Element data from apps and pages
+ + + + +
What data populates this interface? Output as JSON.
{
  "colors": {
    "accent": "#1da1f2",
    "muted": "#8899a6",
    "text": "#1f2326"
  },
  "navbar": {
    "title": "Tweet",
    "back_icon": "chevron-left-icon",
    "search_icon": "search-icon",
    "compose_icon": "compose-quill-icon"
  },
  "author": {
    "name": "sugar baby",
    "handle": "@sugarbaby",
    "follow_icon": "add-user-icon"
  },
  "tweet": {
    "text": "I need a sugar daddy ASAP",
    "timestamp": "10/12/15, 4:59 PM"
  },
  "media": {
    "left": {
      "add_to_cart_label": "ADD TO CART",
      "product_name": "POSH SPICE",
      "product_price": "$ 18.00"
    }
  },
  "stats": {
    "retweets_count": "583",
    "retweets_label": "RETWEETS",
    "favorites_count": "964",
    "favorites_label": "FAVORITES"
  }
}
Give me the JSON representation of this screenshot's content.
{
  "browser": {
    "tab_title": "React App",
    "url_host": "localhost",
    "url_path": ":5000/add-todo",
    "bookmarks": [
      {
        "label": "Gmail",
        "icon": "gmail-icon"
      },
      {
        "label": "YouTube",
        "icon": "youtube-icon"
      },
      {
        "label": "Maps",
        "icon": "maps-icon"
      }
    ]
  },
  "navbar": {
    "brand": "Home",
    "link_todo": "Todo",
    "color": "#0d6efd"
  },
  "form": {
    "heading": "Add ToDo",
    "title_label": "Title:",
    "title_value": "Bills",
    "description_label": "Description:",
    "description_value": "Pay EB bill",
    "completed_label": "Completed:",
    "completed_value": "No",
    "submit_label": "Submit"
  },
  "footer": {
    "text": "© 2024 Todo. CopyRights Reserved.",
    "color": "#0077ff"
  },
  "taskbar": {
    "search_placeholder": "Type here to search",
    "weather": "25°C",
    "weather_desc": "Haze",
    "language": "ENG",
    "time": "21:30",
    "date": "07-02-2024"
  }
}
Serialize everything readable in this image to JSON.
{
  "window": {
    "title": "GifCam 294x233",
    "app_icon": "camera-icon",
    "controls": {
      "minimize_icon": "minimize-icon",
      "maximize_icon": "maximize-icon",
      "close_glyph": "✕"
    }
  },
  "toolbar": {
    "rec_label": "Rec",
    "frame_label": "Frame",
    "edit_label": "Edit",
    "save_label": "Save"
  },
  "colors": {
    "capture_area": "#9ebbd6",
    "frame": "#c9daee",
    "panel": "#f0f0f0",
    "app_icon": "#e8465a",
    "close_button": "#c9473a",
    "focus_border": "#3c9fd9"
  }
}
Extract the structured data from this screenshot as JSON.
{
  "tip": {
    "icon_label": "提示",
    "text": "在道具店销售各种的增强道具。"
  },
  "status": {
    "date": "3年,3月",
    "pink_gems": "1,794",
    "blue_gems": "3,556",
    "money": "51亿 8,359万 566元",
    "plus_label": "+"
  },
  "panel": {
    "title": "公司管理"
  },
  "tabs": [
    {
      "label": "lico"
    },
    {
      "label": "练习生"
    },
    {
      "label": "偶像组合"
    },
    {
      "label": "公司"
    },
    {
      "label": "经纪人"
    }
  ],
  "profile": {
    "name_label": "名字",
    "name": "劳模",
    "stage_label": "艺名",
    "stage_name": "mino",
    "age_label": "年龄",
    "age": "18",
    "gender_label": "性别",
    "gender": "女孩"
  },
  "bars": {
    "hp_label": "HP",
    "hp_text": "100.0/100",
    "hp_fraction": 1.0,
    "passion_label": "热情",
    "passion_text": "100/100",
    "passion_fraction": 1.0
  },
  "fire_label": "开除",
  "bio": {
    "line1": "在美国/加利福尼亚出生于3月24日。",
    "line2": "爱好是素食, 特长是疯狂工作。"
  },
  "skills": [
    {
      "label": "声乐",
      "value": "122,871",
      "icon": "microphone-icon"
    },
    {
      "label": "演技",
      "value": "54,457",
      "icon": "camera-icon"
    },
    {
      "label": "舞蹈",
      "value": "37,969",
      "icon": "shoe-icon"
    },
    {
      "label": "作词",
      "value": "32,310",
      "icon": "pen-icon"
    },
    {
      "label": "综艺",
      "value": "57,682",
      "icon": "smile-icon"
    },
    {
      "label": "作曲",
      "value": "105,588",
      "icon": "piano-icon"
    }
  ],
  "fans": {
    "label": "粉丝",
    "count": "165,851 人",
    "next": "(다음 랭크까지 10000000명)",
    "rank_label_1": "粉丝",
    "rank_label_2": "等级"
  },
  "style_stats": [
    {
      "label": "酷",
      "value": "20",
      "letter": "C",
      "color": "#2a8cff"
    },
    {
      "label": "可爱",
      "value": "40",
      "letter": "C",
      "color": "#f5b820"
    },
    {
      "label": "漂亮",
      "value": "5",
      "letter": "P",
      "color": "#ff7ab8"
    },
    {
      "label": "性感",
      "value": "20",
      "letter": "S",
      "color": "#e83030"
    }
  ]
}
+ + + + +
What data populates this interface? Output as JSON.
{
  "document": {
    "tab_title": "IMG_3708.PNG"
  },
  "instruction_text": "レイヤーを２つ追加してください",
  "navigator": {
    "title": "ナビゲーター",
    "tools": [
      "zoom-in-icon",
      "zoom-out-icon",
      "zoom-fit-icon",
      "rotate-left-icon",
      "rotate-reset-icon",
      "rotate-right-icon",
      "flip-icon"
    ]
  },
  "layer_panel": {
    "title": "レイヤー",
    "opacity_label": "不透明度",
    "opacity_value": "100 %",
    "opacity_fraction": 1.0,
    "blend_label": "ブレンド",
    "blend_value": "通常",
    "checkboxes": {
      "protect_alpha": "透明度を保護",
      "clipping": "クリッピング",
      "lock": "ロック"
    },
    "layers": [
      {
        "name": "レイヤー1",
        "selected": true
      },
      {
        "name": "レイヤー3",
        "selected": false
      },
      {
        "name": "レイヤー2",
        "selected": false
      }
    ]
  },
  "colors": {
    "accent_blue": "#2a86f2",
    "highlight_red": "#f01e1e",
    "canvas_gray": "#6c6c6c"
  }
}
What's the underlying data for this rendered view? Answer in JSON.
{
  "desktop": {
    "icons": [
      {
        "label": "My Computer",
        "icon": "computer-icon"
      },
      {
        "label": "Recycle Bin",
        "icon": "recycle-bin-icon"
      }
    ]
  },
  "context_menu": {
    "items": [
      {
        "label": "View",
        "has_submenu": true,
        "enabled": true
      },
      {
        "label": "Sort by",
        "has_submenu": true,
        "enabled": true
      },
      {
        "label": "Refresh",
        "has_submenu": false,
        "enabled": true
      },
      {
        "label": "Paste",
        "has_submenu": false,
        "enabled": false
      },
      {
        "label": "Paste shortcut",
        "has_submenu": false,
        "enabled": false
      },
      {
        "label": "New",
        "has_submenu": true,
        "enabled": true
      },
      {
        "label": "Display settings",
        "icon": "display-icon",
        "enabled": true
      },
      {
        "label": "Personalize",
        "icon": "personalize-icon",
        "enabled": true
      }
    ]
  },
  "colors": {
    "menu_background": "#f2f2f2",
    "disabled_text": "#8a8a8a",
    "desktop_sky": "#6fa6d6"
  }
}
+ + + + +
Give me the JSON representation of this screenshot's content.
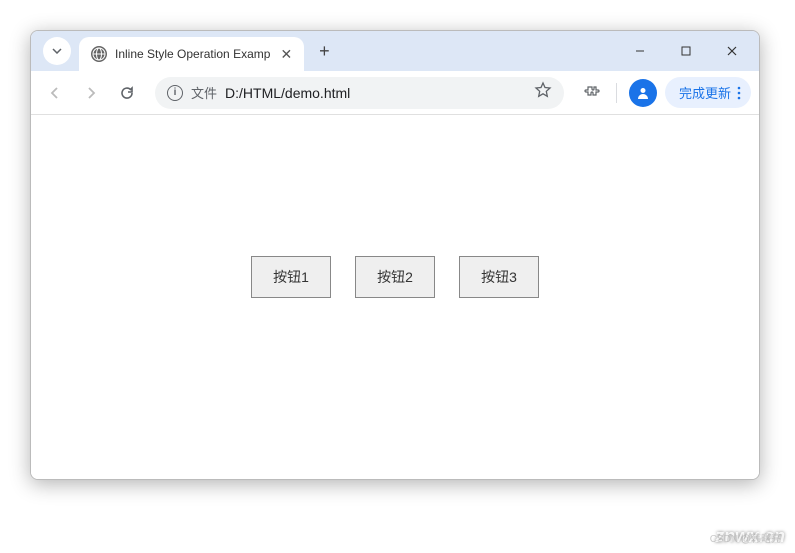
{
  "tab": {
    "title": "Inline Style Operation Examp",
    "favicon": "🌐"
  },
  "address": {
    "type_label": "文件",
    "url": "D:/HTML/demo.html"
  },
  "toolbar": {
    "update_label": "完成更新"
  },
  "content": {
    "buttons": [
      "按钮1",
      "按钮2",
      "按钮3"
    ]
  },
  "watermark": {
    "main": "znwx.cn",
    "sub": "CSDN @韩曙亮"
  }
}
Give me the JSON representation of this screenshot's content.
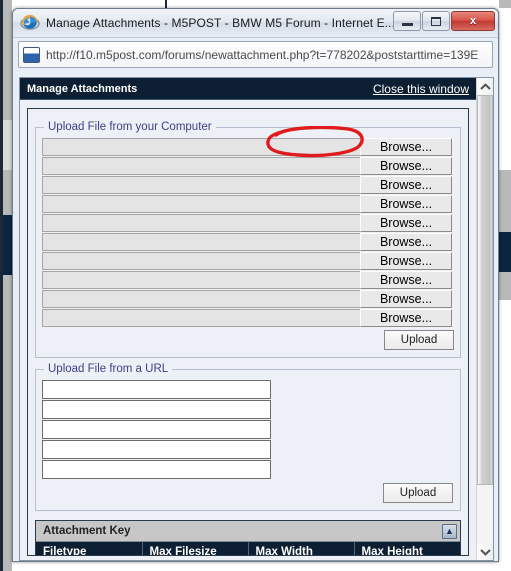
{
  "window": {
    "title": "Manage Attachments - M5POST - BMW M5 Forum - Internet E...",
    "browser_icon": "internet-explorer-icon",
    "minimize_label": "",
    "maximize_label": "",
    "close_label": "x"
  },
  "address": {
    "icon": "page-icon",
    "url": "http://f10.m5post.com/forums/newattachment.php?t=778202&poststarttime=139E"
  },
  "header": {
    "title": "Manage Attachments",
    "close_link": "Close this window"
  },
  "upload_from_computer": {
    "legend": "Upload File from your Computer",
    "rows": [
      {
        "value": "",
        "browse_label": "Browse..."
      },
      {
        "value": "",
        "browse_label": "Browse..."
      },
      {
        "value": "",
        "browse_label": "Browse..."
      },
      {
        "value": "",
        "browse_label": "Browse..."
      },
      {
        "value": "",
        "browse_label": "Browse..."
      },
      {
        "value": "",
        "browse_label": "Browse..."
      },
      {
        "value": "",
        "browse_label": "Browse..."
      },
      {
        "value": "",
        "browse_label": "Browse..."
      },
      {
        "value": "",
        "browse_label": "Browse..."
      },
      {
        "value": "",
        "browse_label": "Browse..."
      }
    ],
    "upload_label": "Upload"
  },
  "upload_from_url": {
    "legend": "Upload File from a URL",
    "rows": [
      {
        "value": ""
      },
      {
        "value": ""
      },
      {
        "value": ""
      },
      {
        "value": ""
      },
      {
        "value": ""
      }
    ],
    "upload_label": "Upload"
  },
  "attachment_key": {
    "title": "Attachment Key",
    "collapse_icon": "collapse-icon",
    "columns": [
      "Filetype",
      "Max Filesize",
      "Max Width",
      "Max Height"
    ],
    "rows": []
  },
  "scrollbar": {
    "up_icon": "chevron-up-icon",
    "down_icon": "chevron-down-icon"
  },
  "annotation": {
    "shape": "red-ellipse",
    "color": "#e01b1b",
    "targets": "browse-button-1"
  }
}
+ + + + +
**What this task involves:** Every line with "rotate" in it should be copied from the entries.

**Solved problem:**
      "rotate-left-icon",
      "rotate-reset-icon",
      "rotate-right-icon",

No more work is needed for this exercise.